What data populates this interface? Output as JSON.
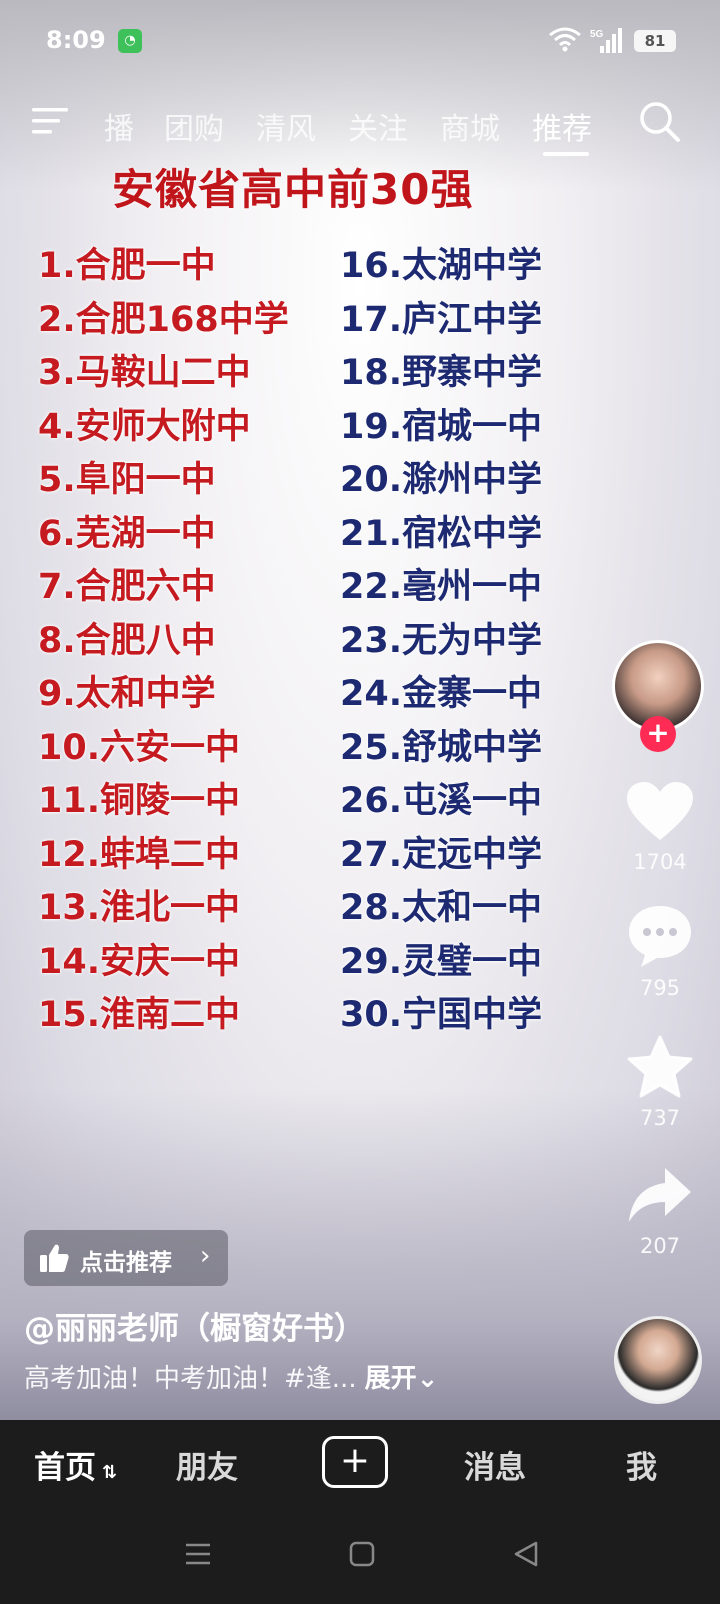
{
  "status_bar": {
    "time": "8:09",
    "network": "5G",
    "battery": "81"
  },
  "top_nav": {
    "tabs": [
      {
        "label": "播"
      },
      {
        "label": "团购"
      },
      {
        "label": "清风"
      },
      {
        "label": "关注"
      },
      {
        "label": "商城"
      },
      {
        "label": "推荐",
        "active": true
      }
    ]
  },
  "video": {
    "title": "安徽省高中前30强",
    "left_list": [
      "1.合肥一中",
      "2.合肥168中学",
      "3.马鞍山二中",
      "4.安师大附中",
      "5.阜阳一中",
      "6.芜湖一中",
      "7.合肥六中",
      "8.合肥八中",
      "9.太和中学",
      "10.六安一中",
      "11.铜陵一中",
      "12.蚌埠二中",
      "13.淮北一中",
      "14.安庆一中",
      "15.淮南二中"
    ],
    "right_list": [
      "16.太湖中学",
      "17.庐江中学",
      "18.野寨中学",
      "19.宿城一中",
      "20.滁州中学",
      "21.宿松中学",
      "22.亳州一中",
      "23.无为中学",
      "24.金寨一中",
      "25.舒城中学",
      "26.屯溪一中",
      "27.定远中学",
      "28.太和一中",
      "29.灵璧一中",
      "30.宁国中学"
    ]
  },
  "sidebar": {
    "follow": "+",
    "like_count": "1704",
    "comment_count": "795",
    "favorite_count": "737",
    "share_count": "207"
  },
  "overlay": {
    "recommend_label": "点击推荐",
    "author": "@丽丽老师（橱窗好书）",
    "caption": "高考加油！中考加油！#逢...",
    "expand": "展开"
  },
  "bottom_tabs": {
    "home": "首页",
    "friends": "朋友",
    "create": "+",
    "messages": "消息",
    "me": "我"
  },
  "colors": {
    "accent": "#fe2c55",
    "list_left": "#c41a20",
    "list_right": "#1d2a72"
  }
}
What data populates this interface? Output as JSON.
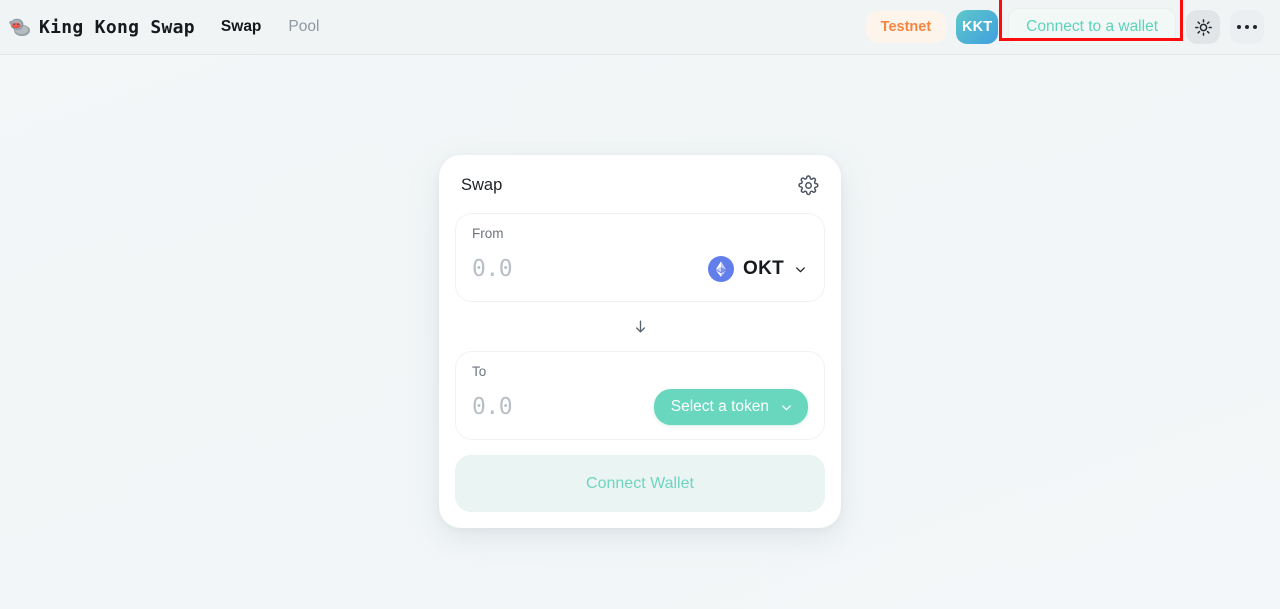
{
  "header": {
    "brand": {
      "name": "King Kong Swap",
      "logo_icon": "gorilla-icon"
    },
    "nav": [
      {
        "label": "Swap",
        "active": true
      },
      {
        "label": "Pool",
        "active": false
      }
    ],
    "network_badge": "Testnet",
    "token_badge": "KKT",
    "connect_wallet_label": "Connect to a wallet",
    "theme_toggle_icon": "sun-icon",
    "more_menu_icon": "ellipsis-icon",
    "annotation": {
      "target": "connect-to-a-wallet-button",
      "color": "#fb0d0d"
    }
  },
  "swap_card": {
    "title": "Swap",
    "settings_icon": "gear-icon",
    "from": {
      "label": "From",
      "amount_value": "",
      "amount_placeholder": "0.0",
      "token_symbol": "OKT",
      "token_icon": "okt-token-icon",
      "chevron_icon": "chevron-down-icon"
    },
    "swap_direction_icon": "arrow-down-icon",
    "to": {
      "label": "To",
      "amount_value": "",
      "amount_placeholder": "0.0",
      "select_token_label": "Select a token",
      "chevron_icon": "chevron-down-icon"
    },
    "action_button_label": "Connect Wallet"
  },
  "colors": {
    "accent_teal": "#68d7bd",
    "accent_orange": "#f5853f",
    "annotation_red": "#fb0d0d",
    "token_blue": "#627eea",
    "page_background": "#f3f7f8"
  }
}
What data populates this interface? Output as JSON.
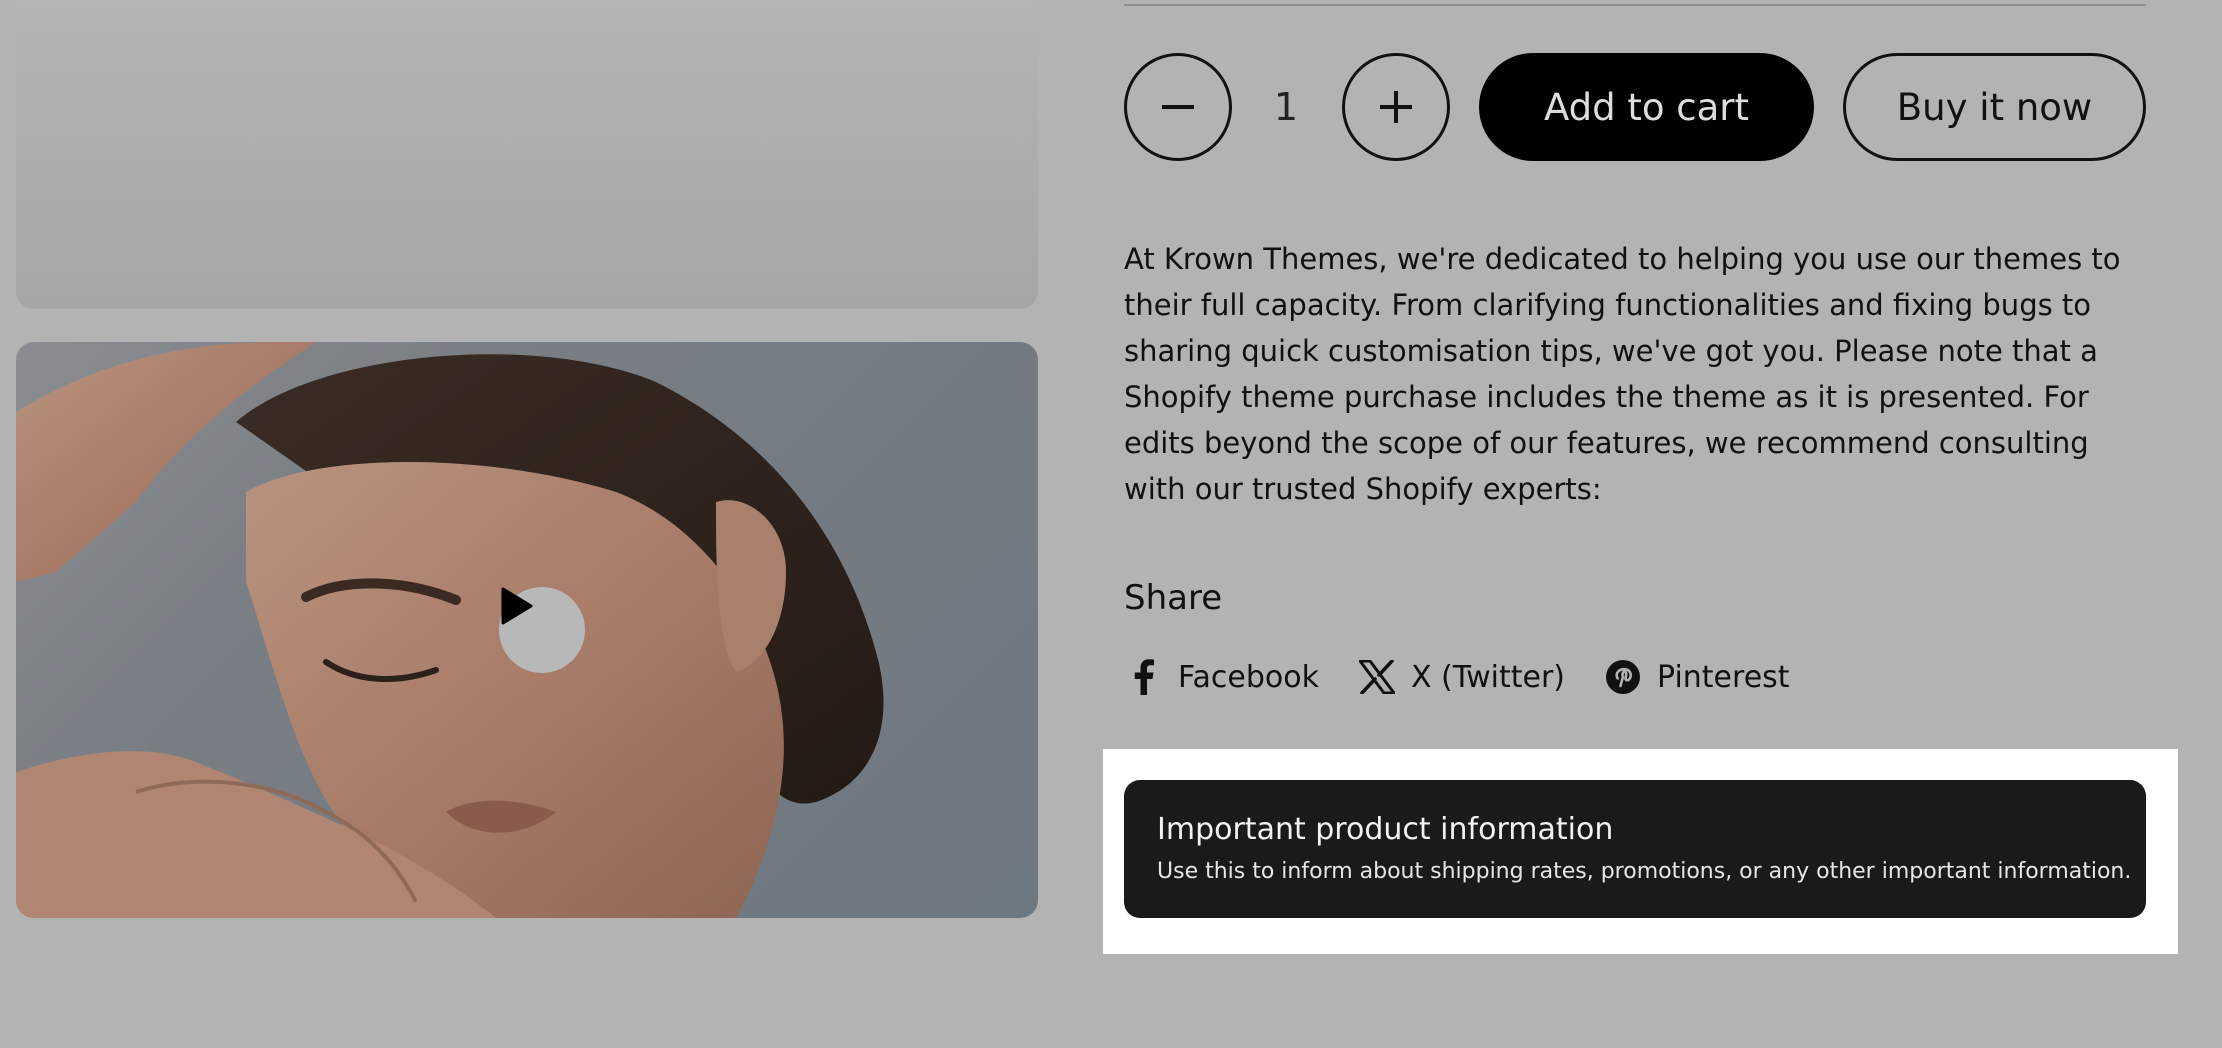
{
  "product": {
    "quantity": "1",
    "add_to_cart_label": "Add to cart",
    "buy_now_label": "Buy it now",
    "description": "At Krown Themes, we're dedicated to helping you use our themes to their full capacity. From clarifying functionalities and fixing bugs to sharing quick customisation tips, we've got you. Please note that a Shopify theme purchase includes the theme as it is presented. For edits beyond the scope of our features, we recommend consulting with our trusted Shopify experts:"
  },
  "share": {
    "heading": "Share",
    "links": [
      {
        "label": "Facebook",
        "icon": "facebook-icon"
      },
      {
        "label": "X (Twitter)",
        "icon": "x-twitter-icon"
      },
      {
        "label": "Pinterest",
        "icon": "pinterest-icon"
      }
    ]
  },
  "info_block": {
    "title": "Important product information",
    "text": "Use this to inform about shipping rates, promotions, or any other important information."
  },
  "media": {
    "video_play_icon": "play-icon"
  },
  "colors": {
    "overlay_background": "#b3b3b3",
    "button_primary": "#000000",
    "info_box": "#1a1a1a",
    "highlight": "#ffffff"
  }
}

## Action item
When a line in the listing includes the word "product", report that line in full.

## Your response
  "product": {
    "title": "Important product information",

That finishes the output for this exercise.